» THE PROBLEM
In the entries below, find every line holding the string "color" and collect it.

Saved data entries
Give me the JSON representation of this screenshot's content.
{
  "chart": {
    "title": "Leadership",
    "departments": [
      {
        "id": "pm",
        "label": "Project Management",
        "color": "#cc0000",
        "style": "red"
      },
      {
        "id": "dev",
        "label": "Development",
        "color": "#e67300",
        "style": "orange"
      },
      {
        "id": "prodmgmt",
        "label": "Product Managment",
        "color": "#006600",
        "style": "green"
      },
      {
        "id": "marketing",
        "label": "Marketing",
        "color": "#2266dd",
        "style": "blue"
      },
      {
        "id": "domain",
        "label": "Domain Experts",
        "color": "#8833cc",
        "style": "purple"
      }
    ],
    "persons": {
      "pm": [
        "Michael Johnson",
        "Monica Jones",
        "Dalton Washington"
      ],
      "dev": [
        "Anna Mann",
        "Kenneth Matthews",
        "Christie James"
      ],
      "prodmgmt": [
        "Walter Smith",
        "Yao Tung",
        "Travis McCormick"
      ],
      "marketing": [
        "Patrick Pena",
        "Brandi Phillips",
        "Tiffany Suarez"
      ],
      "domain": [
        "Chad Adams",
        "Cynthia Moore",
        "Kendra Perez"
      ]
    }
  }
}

» ANSWER SECTION
        "color": "#cc0000",
        "color": "#e67300",
        "color": "#006600",
        "color": "#2266dd",
        "color": "#8833cc",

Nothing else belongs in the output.